== TASK GOAL ==
Whenever a line carries the word "title", pull it out of the entries.

┄┄┄┄┄┄┄┄┄┄┄┄┄┄┄┄┄┄┄┄

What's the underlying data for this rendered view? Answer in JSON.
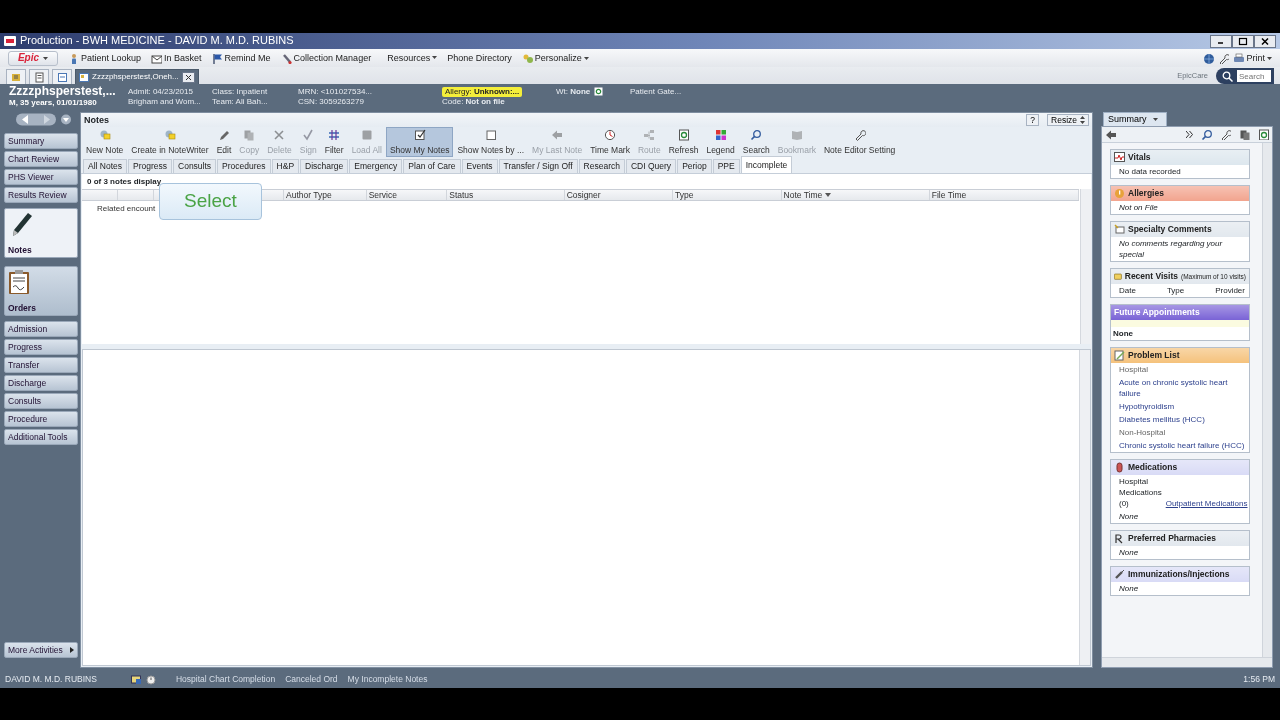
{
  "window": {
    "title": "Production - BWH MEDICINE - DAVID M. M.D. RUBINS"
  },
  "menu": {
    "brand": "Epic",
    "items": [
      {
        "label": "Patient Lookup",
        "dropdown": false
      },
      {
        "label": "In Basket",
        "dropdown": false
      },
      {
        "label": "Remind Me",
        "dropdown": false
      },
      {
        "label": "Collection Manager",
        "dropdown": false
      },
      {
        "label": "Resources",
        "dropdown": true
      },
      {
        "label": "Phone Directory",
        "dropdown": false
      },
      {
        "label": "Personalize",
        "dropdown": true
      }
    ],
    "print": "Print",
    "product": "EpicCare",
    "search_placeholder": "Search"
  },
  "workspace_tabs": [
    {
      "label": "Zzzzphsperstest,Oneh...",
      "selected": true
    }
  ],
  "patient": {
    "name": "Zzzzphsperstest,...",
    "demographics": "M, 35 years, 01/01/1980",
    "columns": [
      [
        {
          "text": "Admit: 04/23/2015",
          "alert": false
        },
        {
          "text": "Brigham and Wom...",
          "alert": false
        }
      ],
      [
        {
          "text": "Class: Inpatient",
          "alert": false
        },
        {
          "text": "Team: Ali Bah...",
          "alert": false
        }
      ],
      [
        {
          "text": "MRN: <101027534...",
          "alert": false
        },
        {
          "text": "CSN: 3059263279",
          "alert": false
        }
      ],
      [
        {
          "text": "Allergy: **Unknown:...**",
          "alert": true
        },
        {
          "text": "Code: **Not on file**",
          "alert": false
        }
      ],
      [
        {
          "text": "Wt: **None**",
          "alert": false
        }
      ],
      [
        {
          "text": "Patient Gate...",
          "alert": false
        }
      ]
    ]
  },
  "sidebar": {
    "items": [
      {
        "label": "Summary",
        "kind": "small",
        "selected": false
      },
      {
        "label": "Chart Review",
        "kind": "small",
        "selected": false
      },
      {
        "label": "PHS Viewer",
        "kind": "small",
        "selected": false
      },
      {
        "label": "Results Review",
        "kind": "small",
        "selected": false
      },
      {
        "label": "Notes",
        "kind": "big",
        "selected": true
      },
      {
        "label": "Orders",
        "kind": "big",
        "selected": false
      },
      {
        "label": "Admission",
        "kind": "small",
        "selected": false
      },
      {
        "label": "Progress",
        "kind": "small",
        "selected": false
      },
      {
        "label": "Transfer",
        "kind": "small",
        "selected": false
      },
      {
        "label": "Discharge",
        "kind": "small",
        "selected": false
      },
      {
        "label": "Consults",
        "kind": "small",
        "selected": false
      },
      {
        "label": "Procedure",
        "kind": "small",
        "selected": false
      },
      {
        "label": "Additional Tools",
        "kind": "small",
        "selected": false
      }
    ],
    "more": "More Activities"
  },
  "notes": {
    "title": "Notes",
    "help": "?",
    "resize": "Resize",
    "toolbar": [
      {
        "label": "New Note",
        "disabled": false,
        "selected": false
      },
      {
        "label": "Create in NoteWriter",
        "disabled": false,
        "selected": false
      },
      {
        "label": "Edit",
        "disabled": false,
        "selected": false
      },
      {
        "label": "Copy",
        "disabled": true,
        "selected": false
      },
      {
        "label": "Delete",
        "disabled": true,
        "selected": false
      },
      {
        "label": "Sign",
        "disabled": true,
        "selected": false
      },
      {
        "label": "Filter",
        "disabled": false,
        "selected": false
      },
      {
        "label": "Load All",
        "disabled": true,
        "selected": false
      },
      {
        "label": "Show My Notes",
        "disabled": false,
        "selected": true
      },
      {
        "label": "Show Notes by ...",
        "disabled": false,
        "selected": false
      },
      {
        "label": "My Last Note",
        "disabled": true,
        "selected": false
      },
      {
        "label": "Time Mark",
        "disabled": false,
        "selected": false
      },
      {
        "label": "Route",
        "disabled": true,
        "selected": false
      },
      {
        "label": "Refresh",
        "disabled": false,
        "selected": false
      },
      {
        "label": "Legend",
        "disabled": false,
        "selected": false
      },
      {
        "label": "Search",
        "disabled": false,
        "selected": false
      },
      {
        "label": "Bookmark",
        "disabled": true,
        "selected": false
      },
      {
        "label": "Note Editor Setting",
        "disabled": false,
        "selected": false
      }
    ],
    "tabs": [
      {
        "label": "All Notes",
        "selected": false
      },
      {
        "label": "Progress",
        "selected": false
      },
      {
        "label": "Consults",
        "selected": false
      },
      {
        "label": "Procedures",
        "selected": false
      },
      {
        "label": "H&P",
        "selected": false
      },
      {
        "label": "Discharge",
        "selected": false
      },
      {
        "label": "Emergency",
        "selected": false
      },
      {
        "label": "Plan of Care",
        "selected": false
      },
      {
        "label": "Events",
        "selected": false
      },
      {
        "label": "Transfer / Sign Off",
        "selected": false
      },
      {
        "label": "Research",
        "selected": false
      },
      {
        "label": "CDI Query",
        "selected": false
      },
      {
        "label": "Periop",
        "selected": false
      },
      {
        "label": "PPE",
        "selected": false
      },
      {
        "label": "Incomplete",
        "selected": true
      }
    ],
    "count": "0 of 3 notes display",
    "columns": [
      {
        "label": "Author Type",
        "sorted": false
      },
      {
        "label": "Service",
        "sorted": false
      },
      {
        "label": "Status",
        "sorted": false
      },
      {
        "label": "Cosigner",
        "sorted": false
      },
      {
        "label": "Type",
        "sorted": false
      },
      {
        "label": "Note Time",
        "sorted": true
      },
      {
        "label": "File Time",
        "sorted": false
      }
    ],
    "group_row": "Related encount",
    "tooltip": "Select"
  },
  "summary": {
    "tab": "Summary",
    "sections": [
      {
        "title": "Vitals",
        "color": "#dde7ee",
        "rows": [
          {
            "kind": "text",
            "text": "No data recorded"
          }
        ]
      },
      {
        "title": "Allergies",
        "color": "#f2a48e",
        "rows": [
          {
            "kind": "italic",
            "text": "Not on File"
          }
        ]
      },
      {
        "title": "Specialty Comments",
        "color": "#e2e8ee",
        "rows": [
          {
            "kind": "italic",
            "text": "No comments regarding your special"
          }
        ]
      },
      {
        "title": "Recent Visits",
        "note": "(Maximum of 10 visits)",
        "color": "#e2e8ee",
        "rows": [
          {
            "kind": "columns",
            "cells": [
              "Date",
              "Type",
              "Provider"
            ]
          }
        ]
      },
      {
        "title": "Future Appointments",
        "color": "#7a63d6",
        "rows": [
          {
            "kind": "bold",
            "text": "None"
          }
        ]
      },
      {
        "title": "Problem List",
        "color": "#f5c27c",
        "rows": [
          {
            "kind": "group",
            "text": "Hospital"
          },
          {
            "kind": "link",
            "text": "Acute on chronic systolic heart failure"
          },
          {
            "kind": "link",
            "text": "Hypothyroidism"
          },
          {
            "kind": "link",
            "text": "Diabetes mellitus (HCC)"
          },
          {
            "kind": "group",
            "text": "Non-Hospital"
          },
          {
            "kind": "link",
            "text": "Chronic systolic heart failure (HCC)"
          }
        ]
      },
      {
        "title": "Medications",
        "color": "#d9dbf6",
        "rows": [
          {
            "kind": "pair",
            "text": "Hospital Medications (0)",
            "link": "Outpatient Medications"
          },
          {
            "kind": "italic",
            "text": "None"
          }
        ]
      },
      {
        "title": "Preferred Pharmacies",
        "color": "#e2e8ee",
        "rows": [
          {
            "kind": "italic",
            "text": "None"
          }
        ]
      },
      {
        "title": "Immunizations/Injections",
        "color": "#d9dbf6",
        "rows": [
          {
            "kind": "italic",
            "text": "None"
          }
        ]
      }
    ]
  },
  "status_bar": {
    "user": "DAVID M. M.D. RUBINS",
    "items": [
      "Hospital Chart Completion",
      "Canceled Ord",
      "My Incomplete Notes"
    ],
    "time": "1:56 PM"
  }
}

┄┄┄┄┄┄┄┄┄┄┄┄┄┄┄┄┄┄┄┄

== EXERCISE OUTPUT ==
    "title": "Production - BWH MEDICINE - DAVID M. M.D. RUBINS"
    "title": "Notes",
        "title": "Vitals",
        "title": "Allergies",
        "title": "Specialty Comments",
        "title": "Recent Visits",
        "title": "Future Appointments",
        "title": "Problem List",
        "title": "Medications",
        "title": "Preferred Pharmacies",
        "title": "Immunizations/Injections",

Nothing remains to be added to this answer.